During sampled games, three NBA players committed a sixth foul deliberately and/or in overtime, and ten NCAA players committed a fifth foul deliberately and/or in overtime. (This does not include players who fouled out while committing a legitimate foul, but who had committed at least one deliberate foul earlier in period.):
- 12/1 (OT): Trailblazers’ Meyers Leonard, vs. Mavericks
- 12/17: Thunder’s Steven Adams, at Bulls
- 12/29: Bucks’ Giannis Antetokounmpo, at Thunder
- 12/2: Boston College’s Ervins Meznieks, vs. Penn
- 12/19: Tennessee’s Admiral Schofield, vs. Gonzaga (in Seattle)
- 12/22 (OT): Harvard’s Zena Edosomwan, vs. BYU (in Honolulu)
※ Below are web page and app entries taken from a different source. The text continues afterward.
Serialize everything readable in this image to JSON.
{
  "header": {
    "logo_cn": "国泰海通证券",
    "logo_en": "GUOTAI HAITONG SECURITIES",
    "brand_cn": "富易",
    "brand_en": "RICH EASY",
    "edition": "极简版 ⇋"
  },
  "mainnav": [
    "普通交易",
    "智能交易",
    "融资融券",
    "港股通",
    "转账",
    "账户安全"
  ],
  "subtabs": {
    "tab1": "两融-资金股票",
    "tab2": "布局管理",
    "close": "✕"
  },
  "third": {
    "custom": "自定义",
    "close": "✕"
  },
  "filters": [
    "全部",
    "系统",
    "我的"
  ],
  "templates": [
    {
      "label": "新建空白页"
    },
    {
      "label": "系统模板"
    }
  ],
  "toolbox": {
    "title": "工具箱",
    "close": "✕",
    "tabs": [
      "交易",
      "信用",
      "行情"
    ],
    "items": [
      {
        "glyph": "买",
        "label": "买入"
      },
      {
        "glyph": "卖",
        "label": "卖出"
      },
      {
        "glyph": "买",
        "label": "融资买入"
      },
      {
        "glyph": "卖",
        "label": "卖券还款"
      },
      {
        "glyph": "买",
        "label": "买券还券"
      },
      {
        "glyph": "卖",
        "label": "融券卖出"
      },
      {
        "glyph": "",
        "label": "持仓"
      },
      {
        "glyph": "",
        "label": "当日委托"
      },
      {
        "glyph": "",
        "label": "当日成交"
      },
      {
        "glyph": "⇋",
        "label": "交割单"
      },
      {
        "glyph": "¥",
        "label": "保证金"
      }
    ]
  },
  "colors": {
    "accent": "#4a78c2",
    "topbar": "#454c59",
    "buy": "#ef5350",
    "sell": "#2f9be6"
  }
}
- 12/22 (OT): BYU’s Nick Emery, vs. Harvard (in Honolulu)
- 12/22 (OT): Michigan State’s Kenny Goins, vs. Oakland (in Detroit)
- 12/22 (OT): Oakland’s Kahlil Felder, vs. Michigan State (in Detroit)
- 12/23: Pepperdine’s Amadi Udenyi, at Portland
- 12/23: Pepperdine’s Jett Raines, at Portland
- 12/29: LSU’s Craig Victor II, vs. Wake Forest
- 12/30: South Florida’s Nehemias Morillo, vs. Houston
UNSIGHTLY STRATEGIES, ETC.
During sampled games, trailing NCAA offenses rolled 22 inbounds passes, including in at least three especially bleak situations…
- 12/7: Buffalo, trailing by 23 points with 1:12 remaining, at Iowa State
- 12/19: Baylor, trailing by 25 points with 39.3 seconds remaining, at Texas A&M
- 12/28: Elon, trailing by 45 points with 2:19 remaining, at Duke
…and at least once misguidedly:
- 12/22: Auburn, leading by one point with 52.0 seconds remaining, vs. New Mexico (in Honolulu)
During sampled games, leading NCAA offenses vacated the foul lane in 31 instances during the last free throw attempt of a trip. Trailing NCAA offenses inexplicably vacated the foul lane in 13 instances.
In so many ways, the quality, style, and pace of play suffers and warps during the late stages of basketball games. In so many ways, ball don’t comply. By simply abandoning the game clock at just the right juncture of every game, basketball could preserve a familiar and palatable quality, style, and pace of play through the conclusion of every game.